Where Are Young Greek Doctors Finding Work? Germany (The Huffington Post)
Greece and Germany are on opposite sides in the Greek debt crisis, but it turns out Greek physician’s don’t have much of a problem with Germany. Greece has more physicians per capita than any country in Europe, about 1 per every 158 residents. As the Greek economy tanks, many are leaving for other countries, and one of the most popular doctor destinations is Germany.
New mothers rely on advice from their doctors, but a new survey finds a surprising number of moms receive no advice from their pediatricians regarding important matters like pacifier use and where and how the baby should sleep.
A medical degree can be a ticket to live in almost any country, but a new report from the UK shows that’s only the case if you have one other qualification — sufficient language skills.
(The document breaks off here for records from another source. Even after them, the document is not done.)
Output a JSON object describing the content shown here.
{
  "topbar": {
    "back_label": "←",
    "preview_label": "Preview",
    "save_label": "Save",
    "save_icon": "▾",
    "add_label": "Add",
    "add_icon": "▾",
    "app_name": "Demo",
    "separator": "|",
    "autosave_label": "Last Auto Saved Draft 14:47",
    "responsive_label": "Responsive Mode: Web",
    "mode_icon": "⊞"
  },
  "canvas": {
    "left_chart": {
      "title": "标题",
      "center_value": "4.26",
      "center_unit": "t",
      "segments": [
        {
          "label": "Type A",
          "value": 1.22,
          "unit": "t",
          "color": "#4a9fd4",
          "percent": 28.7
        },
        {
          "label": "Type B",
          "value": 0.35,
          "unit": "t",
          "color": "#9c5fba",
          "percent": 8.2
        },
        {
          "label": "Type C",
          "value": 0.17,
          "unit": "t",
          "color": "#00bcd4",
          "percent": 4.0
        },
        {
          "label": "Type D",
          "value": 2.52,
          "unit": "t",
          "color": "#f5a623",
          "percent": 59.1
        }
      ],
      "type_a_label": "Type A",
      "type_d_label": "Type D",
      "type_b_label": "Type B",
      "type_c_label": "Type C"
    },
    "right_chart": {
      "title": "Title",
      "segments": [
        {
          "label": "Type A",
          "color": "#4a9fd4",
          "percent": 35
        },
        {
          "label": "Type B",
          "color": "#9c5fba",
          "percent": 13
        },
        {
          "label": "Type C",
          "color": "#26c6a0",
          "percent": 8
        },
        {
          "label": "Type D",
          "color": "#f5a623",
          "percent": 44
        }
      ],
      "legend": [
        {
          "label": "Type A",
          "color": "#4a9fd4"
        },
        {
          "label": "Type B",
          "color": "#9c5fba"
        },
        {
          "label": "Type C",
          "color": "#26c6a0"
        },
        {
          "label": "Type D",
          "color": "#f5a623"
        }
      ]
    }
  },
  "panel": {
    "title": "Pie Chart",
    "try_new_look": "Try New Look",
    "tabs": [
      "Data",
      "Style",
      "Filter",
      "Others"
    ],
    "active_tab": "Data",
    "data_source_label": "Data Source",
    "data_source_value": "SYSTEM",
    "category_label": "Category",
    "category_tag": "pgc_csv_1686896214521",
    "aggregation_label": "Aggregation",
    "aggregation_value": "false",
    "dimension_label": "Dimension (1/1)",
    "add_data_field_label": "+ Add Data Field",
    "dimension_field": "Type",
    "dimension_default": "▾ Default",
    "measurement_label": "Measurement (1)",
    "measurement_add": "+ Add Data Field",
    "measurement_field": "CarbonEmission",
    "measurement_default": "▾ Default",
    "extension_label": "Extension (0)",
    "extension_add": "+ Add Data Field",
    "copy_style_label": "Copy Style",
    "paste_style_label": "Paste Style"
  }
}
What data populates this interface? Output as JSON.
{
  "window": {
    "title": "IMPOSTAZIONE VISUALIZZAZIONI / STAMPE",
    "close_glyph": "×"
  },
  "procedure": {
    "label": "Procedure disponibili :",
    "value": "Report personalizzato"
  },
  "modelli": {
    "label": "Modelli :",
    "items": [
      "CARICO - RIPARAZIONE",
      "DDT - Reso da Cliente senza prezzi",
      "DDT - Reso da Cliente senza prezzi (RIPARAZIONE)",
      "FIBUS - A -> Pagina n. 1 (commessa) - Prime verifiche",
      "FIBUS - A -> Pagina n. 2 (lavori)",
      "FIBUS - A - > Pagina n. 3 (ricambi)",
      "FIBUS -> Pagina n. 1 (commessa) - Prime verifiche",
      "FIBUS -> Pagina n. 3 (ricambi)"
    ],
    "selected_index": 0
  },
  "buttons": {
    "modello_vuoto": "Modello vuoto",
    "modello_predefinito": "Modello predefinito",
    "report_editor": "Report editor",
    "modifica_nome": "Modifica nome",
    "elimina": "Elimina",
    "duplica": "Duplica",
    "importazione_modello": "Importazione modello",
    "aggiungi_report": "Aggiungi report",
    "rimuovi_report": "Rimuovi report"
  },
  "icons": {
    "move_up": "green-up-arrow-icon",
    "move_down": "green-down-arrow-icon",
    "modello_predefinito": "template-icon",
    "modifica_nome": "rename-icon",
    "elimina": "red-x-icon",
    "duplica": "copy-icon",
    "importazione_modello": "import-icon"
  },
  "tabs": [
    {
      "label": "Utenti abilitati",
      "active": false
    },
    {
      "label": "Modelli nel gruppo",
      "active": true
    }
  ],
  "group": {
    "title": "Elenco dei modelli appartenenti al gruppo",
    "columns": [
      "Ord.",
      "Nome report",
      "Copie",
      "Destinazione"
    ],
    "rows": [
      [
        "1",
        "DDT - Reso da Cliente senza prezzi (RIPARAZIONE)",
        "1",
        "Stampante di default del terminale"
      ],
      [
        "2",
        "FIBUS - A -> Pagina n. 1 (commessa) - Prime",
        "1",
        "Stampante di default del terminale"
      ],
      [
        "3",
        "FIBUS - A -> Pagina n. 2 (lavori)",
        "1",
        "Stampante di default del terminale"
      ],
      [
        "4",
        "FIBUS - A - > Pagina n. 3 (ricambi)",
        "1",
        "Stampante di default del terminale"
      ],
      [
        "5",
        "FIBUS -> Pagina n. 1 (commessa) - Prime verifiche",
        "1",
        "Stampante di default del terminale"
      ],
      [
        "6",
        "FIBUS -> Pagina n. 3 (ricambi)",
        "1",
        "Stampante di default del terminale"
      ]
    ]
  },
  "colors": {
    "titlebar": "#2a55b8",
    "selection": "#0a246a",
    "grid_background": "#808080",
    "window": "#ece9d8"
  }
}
The UK’s General Medical Council says a whopping 45% of the 779 physicians who applied to work in the UK during the 2015 fiscal year were unable to prove they had sufficient English language skills.
CDC: Doctors Overprescribe Antibiotics (Consumer Affairs)
Here’s yet another report highlighting what many physicians already know: Antibiotics are over-prescribed. However, this study, by the Centers for Disease Control and Prevention, has a twist: The problem is limited to a relative handful of doctors. The CDC found 10% of providers prescribe antibiotics to 95% of patients who present with a cold, bronchitis, or other acute respiratory infection.
Chinese Doctors, Under Strain and Threat, Call for Support (The New York Times)
Last week we told you about how physicians in Russia are upset about their paltry paychecks. Now, doctors in China are voicing similar concerns. Physicians in Shanghai and Beijing have put up a video on a YouTube-like service describing their long hours and harsh work conditions and calling for better treatment. The video is generating quite a bit of buzz.
Selfies Spur More Cosmetic Surgery (Las Vegas Review-Journal)
The concept of “selfies” — quick self-portraits using a smartphone or tablet – draws plenty of eye rolls as a symbol of modern vanity. However, some plastic surgeons say it is also having medical consequences. “The fact that we have cameras with us all the time has created an increased awareness of our own features,” says one Nevada doc. He says that increased awareness leads to an increased desire to change some of those features.
A physician and writer says new medical advancements mean it’s a great time to be a doctor in many ways. However, he says, “day-to-day medical practice is becoming more frustrating and problematic.”